Get over this part as quickly as possible by remembering all the times you cared for your dog. Think about the time you had him vaccinated, gave him medicine, put the blanket over him, took him inside because it was snowing, etc. Stick to the good memories and the times you did something beneficial for him.
4. Talk About It
When something bad happens, people tend to be withdrawn, avoid seeing friends and family or going to social gatherings. This can be useful only for a short period of time, and after that it does more harm than good.
Stanford researchers emphasize that suppressed feelings or filling your head with negative thinking only leads to more serious psychological issues later in life such as depression and anxiety.
Try talking to the people who care for you, especially other dog owners. Let them know how you feel and share with them the stories about you and your pooch which come to your mind. Sometimes, even repeating the same story may help, because each time we tell it, it becomes more acceptable and digestible if it is bad, or more memorable if it is good.

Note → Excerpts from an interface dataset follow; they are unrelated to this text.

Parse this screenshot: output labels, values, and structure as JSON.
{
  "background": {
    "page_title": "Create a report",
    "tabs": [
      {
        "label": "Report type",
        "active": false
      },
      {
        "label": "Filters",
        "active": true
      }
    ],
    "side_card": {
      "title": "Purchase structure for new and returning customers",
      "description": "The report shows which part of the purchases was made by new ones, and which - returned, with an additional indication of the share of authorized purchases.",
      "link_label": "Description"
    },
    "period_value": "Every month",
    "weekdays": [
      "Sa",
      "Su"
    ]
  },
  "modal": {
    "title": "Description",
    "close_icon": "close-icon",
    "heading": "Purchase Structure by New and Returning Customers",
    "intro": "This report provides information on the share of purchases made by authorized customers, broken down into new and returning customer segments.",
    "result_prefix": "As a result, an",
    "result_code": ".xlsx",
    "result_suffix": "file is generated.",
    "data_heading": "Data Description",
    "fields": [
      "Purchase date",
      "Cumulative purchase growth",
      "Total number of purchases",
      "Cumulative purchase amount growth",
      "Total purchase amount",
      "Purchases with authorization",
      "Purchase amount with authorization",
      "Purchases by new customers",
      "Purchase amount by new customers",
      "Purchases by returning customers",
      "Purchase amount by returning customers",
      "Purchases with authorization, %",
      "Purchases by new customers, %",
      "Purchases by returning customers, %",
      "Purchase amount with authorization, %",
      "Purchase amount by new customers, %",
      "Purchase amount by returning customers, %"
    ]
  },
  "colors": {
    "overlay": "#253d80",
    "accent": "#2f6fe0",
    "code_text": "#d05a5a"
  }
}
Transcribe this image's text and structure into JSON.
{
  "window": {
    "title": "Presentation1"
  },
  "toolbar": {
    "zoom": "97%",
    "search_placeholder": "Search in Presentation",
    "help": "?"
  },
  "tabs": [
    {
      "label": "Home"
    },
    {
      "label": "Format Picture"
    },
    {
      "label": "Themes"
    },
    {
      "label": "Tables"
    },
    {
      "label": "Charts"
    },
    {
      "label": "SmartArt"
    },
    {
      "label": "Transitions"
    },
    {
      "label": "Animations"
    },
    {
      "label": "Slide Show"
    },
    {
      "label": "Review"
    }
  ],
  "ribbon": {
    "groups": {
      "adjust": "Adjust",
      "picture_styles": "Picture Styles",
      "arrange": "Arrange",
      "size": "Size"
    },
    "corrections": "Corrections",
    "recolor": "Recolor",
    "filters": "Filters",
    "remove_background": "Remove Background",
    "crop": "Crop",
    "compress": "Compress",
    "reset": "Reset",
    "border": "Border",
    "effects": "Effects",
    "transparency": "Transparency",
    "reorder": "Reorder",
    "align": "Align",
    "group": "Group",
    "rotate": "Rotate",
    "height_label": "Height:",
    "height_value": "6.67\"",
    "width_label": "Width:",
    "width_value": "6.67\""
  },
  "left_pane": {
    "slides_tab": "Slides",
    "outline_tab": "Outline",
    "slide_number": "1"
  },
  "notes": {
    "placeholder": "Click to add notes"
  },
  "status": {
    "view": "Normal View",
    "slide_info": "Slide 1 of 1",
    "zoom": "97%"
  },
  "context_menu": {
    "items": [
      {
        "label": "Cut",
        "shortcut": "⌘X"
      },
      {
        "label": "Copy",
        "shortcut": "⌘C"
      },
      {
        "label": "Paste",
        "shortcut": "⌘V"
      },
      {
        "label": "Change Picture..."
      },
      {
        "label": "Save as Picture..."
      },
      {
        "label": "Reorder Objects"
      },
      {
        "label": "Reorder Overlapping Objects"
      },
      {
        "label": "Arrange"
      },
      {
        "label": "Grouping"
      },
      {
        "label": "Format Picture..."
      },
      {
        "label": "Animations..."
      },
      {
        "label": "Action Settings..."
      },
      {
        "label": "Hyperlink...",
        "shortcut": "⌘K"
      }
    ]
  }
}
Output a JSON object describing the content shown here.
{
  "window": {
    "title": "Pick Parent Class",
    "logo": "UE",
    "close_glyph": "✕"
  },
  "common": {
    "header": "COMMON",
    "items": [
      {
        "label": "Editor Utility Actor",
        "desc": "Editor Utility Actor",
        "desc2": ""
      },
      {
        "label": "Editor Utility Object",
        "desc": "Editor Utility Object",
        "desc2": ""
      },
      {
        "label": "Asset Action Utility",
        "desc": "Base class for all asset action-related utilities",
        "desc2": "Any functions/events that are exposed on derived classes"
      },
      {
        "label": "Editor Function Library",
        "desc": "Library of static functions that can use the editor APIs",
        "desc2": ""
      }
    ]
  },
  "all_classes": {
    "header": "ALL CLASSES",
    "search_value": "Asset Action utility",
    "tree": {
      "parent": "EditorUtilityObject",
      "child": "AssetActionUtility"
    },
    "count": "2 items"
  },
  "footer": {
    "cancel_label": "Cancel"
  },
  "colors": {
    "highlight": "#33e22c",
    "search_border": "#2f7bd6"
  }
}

Talking to a professional can also be of great help. The importance of talking to the counselors and psychologist for the process of grieving is well-known. Trained personnel can assist you in guiding your emotions and give advice on how to grieve in a healthy way.
5. Get Involved
When contemplating what happened to your dog becomes unbearable, don’t be afraid to get involved in different types of activities which may be of huge help. There are many support groups and hotlines on the Internet for grieving dog owners which can help you in the process.
Get in touch with people who are going through a similar experience. They might suggest a new technique which helped them overcome the loss of a dog. Additionally, it helps to know that you are not the only one going through the pain of missing a dog.
Try volunteering in the local vet ambulance, pet shop or dog shelter. Helping other dogs and their owners can help you with your pain by making you process it and drawing your attention to altruism. The feeling of being useful is a fast-track to a speedy recovery.
6. Find a New Friend
It's a totally individual and personal decision if or when you decide to adopt a new dog. People who once had a dog, often will end up with a new four-legged friend but you shouldn’t feel pressure to do it.
While having a new dog can be mind-distracting and beneficial, it can also lead to harmful comparisons which can renew your pain. Make this decision when things cool down a bit and you can think straight.
When you are ready to welcome your new pet, accept him as a new, different friend and not as the one who should imitate the previous. Having a new pet doesn’t mean you’ve forgotten about your old dog, but that you’ve faced the loss and moved on.
Whenever we accept a new friend, be that a human or animal, our life changes. And often, it leads to new adventures.
Losing a dog can be a devastating experience and it often feels like losing the closest member of your family. It's heartbreaking and psychologically painful for the dog owner.
To start the healing process, accept that your feelings for your dog and them not being around anymore are normal. Take your time to grieve and express your sadness. Talking to your friends, other dog owners, family members or a professional therapist will help you overcome the sudden emptiness.
Ultimately, always have in mind that welcoming a new dog into your life is a personal decision, and it means accepting the new, not replacing the old.